“Planning Your Landscape Like a Pro (Part 1)” described how to begin the process of creating your own home landscape design, how to measure, document, and print a sketch of your land plat. Now comes the fun part — making design decisions to create a beautiful, well thought out garden plan!
First, take a good, analytical look at your house. Consider design features you already have, such as arches, columns, materials (such as brick, stone, wood), or perhaps the color scheme.
Consider these elements when putting together your overall design.
Form: mostly refers to the architecture, which can be seen as a sense of bulk, expanse, emptiness, height, breadth, straight/curvy, or geometric shapes. Questions you should ask:
–Do I need to add a sense of height (such as for ranch style architecture)? Include including vertical elements?
–Do I need to reduce height? Use weeping plants or distracting the eye with a great deal of interest on the ground plane.
Color: expressed through plant leaves, flowers, fruit, stems/bark, or even furniture, colors of stone, brick, paint, pottery.
–Use three colors max (not including green). Yellow or light green plants can make plants look sick; dark green is somber and heavy; bright blue can distract; warm colors (red, yellow, orange) advance toward you; cool colors (blue and pastels) recede; white is neutral.
–Choose your color palette by referring to a color wheel.
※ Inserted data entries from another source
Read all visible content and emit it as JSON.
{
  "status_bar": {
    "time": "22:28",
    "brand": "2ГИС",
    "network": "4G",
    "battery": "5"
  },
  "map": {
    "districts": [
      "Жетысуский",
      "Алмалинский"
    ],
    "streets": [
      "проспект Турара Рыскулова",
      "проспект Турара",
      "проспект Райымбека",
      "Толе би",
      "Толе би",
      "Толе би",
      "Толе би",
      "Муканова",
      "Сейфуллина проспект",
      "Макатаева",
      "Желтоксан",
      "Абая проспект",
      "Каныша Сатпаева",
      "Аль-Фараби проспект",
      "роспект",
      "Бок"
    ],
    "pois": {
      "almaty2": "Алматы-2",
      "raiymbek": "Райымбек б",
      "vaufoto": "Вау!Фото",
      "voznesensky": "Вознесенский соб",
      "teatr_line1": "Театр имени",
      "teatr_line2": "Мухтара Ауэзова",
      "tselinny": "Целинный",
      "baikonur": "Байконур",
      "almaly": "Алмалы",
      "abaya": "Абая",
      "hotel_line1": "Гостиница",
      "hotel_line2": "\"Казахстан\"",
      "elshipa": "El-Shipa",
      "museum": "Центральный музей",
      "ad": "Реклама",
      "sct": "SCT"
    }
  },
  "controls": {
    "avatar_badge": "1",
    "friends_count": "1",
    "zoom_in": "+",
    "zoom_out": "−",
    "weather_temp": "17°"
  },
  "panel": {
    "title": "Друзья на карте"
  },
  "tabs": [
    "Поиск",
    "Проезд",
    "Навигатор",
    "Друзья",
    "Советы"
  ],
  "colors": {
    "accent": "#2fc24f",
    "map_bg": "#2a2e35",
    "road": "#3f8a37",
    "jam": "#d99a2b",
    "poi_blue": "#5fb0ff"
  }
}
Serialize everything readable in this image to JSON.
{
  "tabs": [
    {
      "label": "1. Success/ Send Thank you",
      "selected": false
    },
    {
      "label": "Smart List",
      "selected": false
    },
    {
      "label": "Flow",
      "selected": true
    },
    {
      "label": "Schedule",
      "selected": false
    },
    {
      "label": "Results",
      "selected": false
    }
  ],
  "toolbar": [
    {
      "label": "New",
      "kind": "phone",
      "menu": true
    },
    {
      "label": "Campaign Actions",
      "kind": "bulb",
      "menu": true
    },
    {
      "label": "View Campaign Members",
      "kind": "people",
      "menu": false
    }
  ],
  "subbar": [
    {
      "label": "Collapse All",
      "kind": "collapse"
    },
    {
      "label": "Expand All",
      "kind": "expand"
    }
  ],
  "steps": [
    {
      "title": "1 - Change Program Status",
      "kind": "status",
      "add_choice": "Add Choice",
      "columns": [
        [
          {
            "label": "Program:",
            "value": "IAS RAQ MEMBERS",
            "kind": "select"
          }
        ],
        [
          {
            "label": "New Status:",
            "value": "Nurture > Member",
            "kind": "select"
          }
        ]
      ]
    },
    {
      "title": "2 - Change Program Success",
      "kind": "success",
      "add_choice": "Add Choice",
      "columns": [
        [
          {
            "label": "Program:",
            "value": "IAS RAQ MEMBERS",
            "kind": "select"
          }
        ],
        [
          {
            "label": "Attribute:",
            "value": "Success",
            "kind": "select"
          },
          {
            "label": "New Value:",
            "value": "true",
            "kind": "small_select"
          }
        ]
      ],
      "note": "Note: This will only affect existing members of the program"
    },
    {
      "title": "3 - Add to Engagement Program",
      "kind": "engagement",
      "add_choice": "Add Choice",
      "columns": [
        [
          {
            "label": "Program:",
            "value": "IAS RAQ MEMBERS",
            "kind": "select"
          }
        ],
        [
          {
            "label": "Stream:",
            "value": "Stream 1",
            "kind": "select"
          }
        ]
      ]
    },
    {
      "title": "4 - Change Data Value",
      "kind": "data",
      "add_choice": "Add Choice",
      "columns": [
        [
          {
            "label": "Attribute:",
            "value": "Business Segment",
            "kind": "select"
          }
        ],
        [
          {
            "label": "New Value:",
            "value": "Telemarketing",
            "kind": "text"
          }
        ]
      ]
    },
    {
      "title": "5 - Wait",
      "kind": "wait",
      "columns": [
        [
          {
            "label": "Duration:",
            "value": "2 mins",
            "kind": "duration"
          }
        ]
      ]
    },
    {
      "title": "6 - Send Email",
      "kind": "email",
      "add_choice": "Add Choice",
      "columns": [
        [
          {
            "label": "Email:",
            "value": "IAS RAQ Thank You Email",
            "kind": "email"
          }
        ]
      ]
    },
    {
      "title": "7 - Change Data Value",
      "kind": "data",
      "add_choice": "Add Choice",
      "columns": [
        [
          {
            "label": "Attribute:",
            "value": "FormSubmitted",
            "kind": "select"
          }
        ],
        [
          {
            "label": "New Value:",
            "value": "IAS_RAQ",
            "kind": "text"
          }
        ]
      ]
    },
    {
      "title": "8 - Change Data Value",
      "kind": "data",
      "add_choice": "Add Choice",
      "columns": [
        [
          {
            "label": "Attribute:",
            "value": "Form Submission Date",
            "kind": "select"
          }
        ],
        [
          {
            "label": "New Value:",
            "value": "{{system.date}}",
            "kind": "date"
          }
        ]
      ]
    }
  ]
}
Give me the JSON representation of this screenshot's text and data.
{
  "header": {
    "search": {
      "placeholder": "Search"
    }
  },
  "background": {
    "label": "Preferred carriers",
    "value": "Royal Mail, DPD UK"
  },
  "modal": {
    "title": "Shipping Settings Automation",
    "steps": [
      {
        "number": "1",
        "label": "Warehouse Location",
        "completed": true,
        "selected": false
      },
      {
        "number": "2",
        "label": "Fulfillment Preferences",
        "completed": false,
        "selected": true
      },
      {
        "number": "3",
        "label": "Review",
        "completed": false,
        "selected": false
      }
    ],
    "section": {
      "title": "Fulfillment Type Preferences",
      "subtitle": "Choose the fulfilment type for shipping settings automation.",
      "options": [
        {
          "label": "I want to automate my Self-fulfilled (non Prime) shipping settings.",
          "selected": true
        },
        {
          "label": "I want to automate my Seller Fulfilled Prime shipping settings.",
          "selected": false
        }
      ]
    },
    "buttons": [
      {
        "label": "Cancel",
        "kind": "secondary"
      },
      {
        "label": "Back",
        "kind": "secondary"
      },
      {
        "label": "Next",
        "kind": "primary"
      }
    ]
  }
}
On it, find the color you love and what works well with your house color, and then choose the complementary color on the opposite side of the wheel.
–Use brightly colored plants in limited quantities.
Texture: found in plant material (fine textures recede and coarse texture enlarges space and makes for a good accent). Also found in hardscape, which can be soft textures and therefore recedes, or bold (like the use of boulders), which are focal points.
Line: the easiest element to use. Lines draws the eye. Curvy lines show movement and relax the viewer, and slows the pace. Straight lines establish formality and purpose.
The following Design Elements will also provide a sense of order, structure, and unity for planning your landscape.
Simplicity: achieved through repetition, massing, line, materials, color. Limit the different types of plants or their colors. Limit the different kinds of surface or structural materials.
Balance: symmetrical creates formality, asymmetrical creates informality – what’s your preference?
Variety: too much is confusing, and monotone is too boring.
Dominance: be careful not to create too much dominance of one element such as too many accent pieces, repetition of over-powering types of plant shapes, color, etc. A special specimen or accent plant can provide strong interest, so be careful not to overuse it.
Scale/Proportion: a height-to-width proportion of 2:1 yields a nice personal scale, 3:1 is an excellent social or larger setting. If a house is two stories tall plus roof (30’high overall) and has a very dominant physical presence, I would suggest your landscaping beds should be at least 15’ deep(wide), i.e., out, from the house foundation. Within the 15’ setting, sidewalks or patios should be included in the landscaping when analyzing the scale/proportion. If you had only a 6’ wide plant bed along the tall house foundation, the house doesn’t feel “grounded or well-blended” into the landscape.
Repetition: accomplished through repeating curves, angles, shrubs, ground covers, color, hardscape material can all create unity.
A few more suggestions:
–Try using your garden hose to outline a new bed design. Put your patio furniture (tables and chairs) in the space where you think you want a new patio.
–The more the plant beds are covered with spreading ground covers, perennials, and shrubs, the fewer weeds because sunlight, critical to survival, is blocked.
–Don’t plant tall shrubs just 2’ away from the house foundation. Doing so will create problems for cleaning windows, painting the house, blocking crawl space air vents. Research the ultimate size of all your plant purchases. Just because they are 1’ high now, doesn’t mean that they won’t grow to 10’wide x 10’ tall.
–Pop the plants out of their container and see if it is root bound in the pot before purchasing. Roots growing in circles in the pot is a long-term problem for some woody shrubs, and especially trees.
–When deciding on how many plants to use, try to use groupings of 3, 5, or 7. Consider staggering them in a zig-zag fashion, instead of planting in a row. After all, if one dies years later, what are you going to do with an empty hole?
Of course, there are many other environmental considerations to make, such as water drainage, presence of pesky rabbits or deer, soil quality, etc. Look for previous Spy articles that I wrote about soil quality (Spy Gardening: Let’s Talk Dirt) and how to prune plants (Spy Gardening: Winter’s False Start (to Springtime)).
If you have any questions, please call me to discuss your situation.
Meredith Watters, Watterscape Designs, received her Masters in Landscape Architecture in 1985. In her consulting and design of residential landscapes, she maintains a strong focus on ecologically sensitive and creative outdoor solutions.